In sync: How cells make connections could impact circadian rhythm

If you’ve ever experienced jet lag, you are familiar with your circadian rhythm, which manages nearly all aspects of metabolism. Every cell in the body has a circadian clock, but until now, researchers were unclear about how networks of cells connect with each other over time. Researchers at Washington University in St. Louis and collaborating institutions have developed a new method that sheds light on these circadian rhythm networks.

Chaos = Order: WUSTL physicists make baffling discovery

“Da police are not here to create disorder; dere here to preserve disorder.” — Richard J. Daley, Chicago mayor, explaining to the media the role of the police during the riotous 1968 Democratic National Convention. David Kilper/WUSTL PhotoThe order team.Police keep order. That’s why, for example, they issue tickets for “disturbing the peace.” Thus the only logical conclusion to Mayor Daley’s famous quote above — other than dismissing it as the result of a tangled tongue — is sometimes disorder spawns order. Sounds impossible, right? Wrong.

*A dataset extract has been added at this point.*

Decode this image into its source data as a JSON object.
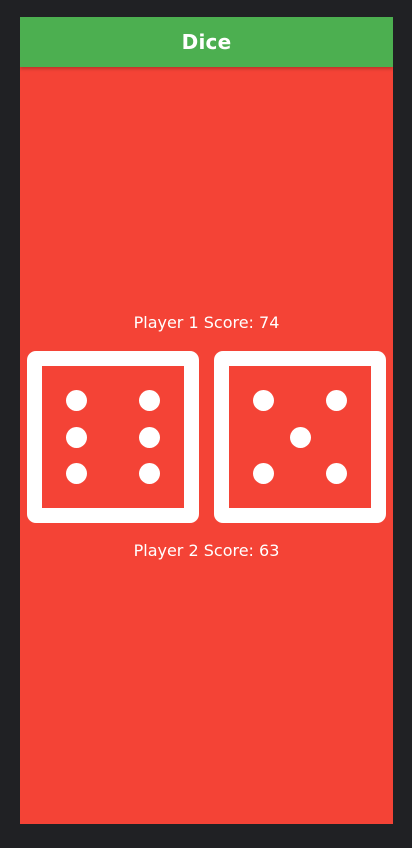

According to a computational study conducted by a group of physicists at Washington University in St. Louis, one may create order by introducing disorder. More…